▸ **Exercise details**
Write the data out again exactly and in full.

*** Extracted records ***

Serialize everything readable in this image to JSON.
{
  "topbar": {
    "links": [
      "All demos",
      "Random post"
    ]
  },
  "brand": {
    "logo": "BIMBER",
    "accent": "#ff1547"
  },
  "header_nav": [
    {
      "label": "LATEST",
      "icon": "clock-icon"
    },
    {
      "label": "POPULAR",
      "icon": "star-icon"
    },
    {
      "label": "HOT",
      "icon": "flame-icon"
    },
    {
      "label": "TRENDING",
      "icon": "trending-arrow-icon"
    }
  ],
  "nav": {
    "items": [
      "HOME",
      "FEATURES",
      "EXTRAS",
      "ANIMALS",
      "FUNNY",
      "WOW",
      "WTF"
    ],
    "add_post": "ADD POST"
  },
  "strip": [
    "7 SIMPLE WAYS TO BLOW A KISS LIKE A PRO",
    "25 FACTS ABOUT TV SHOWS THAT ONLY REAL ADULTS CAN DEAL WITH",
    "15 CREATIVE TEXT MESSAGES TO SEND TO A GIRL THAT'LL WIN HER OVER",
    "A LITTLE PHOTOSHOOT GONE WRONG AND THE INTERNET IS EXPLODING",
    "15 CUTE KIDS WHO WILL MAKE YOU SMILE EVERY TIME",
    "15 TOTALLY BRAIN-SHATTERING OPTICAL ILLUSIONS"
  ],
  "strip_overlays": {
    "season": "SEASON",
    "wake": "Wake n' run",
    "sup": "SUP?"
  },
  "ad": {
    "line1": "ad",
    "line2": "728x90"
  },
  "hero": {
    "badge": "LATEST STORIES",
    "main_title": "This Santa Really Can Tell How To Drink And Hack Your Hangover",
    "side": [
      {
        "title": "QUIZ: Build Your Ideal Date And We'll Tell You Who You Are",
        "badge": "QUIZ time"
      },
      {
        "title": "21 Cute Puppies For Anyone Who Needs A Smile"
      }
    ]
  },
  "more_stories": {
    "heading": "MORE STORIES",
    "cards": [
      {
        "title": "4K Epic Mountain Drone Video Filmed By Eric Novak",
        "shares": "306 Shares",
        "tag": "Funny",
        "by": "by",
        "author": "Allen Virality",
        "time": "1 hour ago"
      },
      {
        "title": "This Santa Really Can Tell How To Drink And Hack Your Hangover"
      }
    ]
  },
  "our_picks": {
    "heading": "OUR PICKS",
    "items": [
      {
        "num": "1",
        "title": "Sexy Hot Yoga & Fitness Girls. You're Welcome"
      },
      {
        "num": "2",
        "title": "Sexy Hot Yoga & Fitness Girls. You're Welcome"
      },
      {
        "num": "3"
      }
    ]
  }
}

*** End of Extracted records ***

▸ **Your response**
Serialize everything readable in this image to JSON.
{
  "topbar": {
    "links": [
      "All demos",
      "Random post"
    ]
  },
  "brand": {
    "logo": "BIMBER",
    "accent": "#ff1547"
  },
  "header_nav": [
    {
      "label": "LATEST",
      "icon": "clock-icon"
    },
    {
      "label": "POPULAR",
      "icon": "star-icon"
    },
    {
      "label": "HOT",
      "icon": "flame-icon"
    },
    {
      "label": "TRENDING",
      "icon": "trending-arrow-icon"
    }
  ],
  "nav": {
    "items": [
      "HOME",
      "FEATURES",
      "EXTRAS",
      "ANIMALS",
      "FUNNY",
      "WOW",
      "WTF"
    ],
    "add_post": "ADD POST"
  },
  "strip": [
    "7 SIMPLE WAYS TO BLOW A KISS LIKE A PRO",
    "25 FACTS ABOUT TV SHOWS THAT ONLY REAL ADULTS CAN DEAL WITH",
    "15 CREATIVE TEXT MESSAGES TO SEND TO A GIRL THAT'LL WIN HER OVER",
    "A LITTLE PHOTOSHOOT GONE WRONG AND THE INTERNET IS EXPLODING",
    "15 CUTE KIDS WHO WILL MAKE YOU SMILE EVERY TIME",
    "15 TOTALLY BRAIN-SHATTERING OPTICAL ILLUSIONS"
  ],
  "strip_overlays": {
    "season": "SEASON",
    "wake": "Wake n' run",
    "sup": "SUP?"
  },
  "ad": {
    "line1": "ad",
    "line2": "728x90"
  },
  "hero": {
    "badge": "LATEST STORIES",
    "main_title": "This Santa Really Can Tell How To Drink And Hack Your Hangover",
    "side": [
      {
        "title": "QUIZ: Build Your Ideal Date And We'll Tell You Who You Are",
        "badge": "QUIZ time"
      },
      {
        "title": "21 Cute Puppies For Anyone Who Needs A Smile"
      }
    ]
  },
  "more_stories": {
    "heading": "MORE STORIES",
    "cards": [
      {
        "title": "4K Epic Mountain Drone Video Filmed By Eric Novak",
        "shares": "306 Shares",
        "tag": "Funny",
        "by": "by",
        "author": "Allen Virality",
        "time": "1 hour ago"
      },
      {
        "title": "This Santa Really Can Tell How To Drink And Hack Your Hangover"
      }
    ]
  },
  "our_picks": {
    "heading": "OUR PICKS",
    "items": [
      {
        "num": "1",
        "title": "Sexy Hot Yoga & Fitness Girls. You're Welcome"
      },
      {
        "num": "2",
        "title": "Sexy Hot Yoga & Fitness Girls. You're Welcome"
      },
      {
        "num": "3"
      }
    ]
  }
}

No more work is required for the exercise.